EDITOR’S NOTE: This article was originally published in the Summer 2014 edition of Tahoe Magazine. It was first published on this website in August 2018 and is presented in its original form.
Lake Tahoe’s blue is seldom more vivid than when viewed from the spellbinding heights of a hot air balloon.
What also becomes chillingly clear from this vantage is that all that prevents one from tumbling into that perfect cerulean is a waist-high wall of wicker.
I gripped the edge of that basket with white knuckles and smiled as a marriage proposal unfolded sweetly 18 inches from my face. Up until then, I just thought the guy was more scared of heights than I was.
One morning last summer, before dawn, I’d stumbled out of a messy bed and made the call to Lake Tahoe Balloons. Captain and owner Harley Hoy confirmed that the balloon would indeed fly that day. I parked in the still dark lot of Tahoe Keys Marina and watched the lagoon steam with the sunrise.
This would be my first trip aboard man’s oldest flying machine. In planning, I’d imagined the calm and silence of hovering above the Sierra in the early morning. Though not inherently acrophobic, I braced for the rush that comes with inhabiting high places. Do look down, I told myself. But little could have prepared me for bearing witness to a proposal.
“Has anyone ever been on a hot air balloon before?” pilot Mark Boulet asked our small crowd of 11 as we made our way out onto the lake. No one raised their hand.
“OK. Us neither. It’s supposed to be really fun,” he joked.
The 120-foot barge, the only one of its kind, is specially built to launch and land hot air balloons. The boat-balloon team is the only such combination approved by the Federal Aviation Administration in the country. Hoy has been running the business for more than 10 years. Boulet has piloted the balloons for more about 35 years, with 15 of those at Lake Tahoe, he said.
Backs bent and heads cocked, Boulet and Hoy released helium-filled balloons to monitor the upper elevation winds. If the little yellow orbs spastically flip, change directions or run on a raging river of wind known as a rotor, it might not be the best day to fly, Hoy said. Luckily, that’s not their only way of monitoring the weather — which can mean life or death in a hot air balloon.
“Fifteen years ago, nobody flew hot air balloons in the mountains unless it was a daredevil thing. But now because of the number of sensors, you can tell if it’s going to be a safe day,” Hoy said. “In the morning, I get up at 3 a.m., and by 3:30 a.m., I know if it’s a good day or not.”
The crew of four unrolled the massive colorful balloon on deck. A pair of fans blasted air into the hull, inflating it sideways before a fiery shot from the propane tanks righted the whole operation. We — all 1,800 pounds of us — climbed into the wicker grid and waited for liftoff.

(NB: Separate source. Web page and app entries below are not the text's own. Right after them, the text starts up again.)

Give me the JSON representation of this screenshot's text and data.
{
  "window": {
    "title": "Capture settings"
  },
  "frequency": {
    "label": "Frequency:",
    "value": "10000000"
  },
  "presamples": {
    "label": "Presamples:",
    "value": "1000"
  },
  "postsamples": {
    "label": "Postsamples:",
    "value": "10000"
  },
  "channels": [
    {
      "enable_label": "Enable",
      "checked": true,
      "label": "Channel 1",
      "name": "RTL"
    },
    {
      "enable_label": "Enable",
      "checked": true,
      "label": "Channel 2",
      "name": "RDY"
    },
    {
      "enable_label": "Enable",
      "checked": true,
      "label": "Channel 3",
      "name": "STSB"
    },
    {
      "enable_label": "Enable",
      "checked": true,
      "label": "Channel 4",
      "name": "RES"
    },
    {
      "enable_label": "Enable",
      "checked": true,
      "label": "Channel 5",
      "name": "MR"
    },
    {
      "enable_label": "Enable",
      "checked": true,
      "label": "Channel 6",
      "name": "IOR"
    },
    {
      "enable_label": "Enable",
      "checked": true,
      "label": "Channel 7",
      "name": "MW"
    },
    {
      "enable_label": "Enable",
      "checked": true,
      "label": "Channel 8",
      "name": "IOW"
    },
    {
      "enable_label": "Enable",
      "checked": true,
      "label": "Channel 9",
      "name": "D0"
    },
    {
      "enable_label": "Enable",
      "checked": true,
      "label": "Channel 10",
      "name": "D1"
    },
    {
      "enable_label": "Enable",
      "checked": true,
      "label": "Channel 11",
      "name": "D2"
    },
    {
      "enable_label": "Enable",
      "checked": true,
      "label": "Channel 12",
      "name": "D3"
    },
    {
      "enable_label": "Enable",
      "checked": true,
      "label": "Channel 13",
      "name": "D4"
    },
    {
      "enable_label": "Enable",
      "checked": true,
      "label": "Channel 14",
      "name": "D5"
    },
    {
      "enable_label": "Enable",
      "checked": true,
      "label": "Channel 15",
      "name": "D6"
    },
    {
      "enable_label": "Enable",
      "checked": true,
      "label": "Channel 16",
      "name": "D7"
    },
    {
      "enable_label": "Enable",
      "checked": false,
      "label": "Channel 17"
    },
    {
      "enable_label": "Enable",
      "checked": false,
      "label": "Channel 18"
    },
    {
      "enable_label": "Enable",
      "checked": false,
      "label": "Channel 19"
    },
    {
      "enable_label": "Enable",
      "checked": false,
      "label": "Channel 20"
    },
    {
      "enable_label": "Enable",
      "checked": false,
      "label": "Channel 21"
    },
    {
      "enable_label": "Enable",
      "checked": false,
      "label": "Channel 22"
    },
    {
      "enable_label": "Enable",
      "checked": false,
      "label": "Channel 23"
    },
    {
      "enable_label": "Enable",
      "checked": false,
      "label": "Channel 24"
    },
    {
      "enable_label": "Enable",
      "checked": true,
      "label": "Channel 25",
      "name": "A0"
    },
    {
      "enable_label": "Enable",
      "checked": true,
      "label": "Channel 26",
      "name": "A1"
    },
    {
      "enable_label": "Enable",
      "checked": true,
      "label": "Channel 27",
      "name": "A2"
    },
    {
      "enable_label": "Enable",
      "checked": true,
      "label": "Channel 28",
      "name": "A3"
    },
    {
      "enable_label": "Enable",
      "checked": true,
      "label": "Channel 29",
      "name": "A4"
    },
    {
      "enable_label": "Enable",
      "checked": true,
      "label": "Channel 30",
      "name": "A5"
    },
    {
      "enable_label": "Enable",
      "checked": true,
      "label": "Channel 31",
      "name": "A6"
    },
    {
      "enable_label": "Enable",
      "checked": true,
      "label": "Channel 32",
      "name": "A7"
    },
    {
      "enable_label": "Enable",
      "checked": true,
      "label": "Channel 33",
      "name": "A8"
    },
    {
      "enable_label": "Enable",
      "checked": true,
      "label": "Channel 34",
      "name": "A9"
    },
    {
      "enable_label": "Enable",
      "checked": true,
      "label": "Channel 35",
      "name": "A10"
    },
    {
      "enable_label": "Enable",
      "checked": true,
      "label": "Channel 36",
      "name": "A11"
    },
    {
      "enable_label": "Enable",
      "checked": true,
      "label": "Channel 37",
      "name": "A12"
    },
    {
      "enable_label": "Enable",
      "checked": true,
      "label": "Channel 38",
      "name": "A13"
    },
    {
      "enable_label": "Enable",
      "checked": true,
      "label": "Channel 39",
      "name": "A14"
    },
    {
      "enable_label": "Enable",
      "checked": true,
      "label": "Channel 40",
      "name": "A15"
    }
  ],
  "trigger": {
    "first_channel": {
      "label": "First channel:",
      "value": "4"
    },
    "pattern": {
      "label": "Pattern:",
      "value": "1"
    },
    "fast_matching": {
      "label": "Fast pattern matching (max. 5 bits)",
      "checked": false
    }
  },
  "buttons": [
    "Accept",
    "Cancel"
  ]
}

Boulet wrenched on the propane and a flame burst out of the burner. Slowly, weightlessness took hold, and the boat began to drop away. The passenger next to me, Brandon, who preferred to not have his last name mentioned, seemed nervous. I watched him carefully. The pilot, on the other hand, was suspiciously comfortable.
“We used to spit over the side and watch the different layers of air move,” Boulet said, yanking the propane for more fire and hot air.
Something strange happened. Cameras were being exchanged and I could tell a momentous occasion was about to take place. I edged toward the wicker and hung on.
“She thinks she’s here for her birthday. Here it goes,” Brandon announced to the crowd, motioning toward his girlfriend, Melissa.
“I love us…,” he continued.
Brandon dropped down on one knee and I backed away from the action, trying to avoid intruding on the moment without tipping over the wicker. He popped the question. She said yes. Everyone cheered. It was a relief, as the ride down could have become suddenly awkward. My knuckles eased.
Below us, the barge, like a big green beetle, followed our trail through the sky. The South Shore’s shallows glowed verdigris above the sandy bottom. The balloon drifted east. We topped out above 10,000 feet.
Just as we had ascended, the balloon slipped downward steadily. After a quick photo opportunity, the balloon touched down on the barge. Its giant swirling pattern deflated like a jellyfish caught in a basket.
Back at the dock, we rounded out the trip with tradition. Hoy popped a bottle, letting the cork fly. It landed with a bounce in the basket. Good luck. He recited The Balloonist’s Prayer and poured the bubbly.
“Some people call this champagne,” he said. “Balloonists, we call it breakfast.”